350 V8 w/300 HP

427 TURBO JET V8 w/390 HP

1969 CHEVY CORVETTE L88 The L88 is one of the most storied Corvettes, and one of the most famous engines of all time. The L88 is a 427 big block with special aluminum racing heads and a long list of racing modifications. Introduced in the 1969 model year, they were meant for racing only, so all L88-equipped cars came with heater- and radio-deletes, and most came with heavy duty brakes and the M22 “Rock Crusher” heavy duty 4-speed manual transmission. The L88 used the 427 cast iron block, but used a forged steel crank and rods, higher compression ratio, hotter cam and those trick heads to achieve an official “rating” of 430hp. Of course, this was ridiculously low, as later dyno tests confirmed that it made more like 560hp. Only 116 ’69 Corvettes received the L88 option package, making them one of the most rare, collectable and expensive Corvettes in existence. Many have been faked because the stakes are so high.

1969 Chevy Corvette SPECIFICATIONS

Total Production



Serial Numbers, Coupes

Serial Numbers, Conv’t

Base Price, Coupe/Convt


Overall Length

Overall Width

Overall Height

Track, Front & Rear


Engine Type

Engine Family


Bore & Stroke


Base 350 V8, 300hp

L46 350 V8, 350hp

L36 427 V8, 390hp

L68 427 V8, 400hp

L71 427 V8, 435hp

L88 427 V8, 430hp*

L89 427 V8, 435hp

ZL1 427 V8, 430hp *

38,762 total

22,129 Coupes

16,633 Convertibles

194379S100001 to 194379S138762

194689S100001 to 194379S138762

$4,781 Coupe / $4,438 Convertible

98.0 inches

182.5 inches

69.0 inches

47.9 inches (Coupe)

58.7 inches F / 59.4 inches R

OHV 90-degree V8, 5 main bearings

Chevrolet Small Block V8

350 cubic inches (5.7 liters)

4.00″ X 3.48″

300 lb/ft; 10.25:1; hydraulic lifters

360 lb/ft; 11.0:1; hydraulic lifters

460 lb/ft; 10.25:1; hydraulic lifters

460 lb/ft; 10.25:1; hydraulic lifters

460 lb/ft; 10.25:1; mechanical lifters

450 lb/ft; 11.0:1; mechanical lifters

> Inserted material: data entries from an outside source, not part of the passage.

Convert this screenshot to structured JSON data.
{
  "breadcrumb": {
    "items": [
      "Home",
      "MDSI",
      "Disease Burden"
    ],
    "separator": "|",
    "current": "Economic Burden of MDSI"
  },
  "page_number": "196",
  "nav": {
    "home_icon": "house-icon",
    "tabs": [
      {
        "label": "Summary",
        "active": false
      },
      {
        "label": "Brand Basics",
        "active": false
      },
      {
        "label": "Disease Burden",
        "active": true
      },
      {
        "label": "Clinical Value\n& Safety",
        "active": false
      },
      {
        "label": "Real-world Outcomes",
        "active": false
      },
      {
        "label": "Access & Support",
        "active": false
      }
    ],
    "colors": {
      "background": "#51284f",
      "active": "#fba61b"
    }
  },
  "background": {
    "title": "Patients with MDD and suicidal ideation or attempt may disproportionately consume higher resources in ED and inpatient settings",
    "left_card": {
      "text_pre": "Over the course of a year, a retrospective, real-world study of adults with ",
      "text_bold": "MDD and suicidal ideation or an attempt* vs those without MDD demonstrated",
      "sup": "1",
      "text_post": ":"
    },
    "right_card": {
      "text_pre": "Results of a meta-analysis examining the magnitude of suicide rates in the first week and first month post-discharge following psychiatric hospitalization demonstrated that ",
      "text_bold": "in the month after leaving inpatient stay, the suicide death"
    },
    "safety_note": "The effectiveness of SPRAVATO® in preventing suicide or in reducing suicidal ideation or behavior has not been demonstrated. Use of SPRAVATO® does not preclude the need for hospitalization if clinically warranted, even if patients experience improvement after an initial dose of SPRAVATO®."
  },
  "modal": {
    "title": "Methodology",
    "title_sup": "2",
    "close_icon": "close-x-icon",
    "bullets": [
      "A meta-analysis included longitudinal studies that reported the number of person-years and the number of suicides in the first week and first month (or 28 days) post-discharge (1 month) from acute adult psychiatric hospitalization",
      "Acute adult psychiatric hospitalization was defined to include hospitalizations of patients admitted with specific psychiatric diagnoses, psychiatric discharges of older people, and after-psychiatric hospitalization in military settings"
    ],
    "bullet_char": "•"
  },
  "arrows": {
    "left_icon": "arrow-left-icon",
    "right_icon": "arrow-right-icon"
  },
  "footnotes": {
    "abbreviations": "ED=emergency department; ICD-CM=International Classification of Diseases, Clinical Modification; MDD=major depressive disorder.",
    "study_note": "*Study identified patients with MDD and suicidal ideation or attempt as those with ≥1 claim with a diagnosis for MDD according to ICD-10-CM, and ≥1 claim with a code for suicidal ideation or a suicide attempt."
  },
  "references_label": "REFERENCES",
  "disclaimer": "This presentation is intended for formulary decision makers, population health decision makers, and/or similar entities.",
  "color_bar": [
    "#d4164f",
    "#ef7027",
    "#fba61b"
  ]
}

450 lb/ft; 12.0:1; mechanical lifters

450 lb/ft; 12.5:1; mechanical lifters

Chevrolet Big Block V8

427 cubic inches (7.0 liters)

4.251″ X 3.76″

1X Rochester 4bbl

1X Rochester 4bbl

1X Holley 4bbl

3X Holley 2bbls “Tri-Power”

3X Holley 2bbs “Tri-Power”

1X Holley 4bbl

1X Holley 4bbl

1X Holley 4bbl

* The L88 and ZL1 were well-known to have been grossly underrated by Chevrolet, partly to make the insurance companies happy, and partly to sneak it past the killjoys at GM’s Head Office. Either way, these legendary engines were reputed to make more like 560 horsepower, not the “measly” 430 they were rated.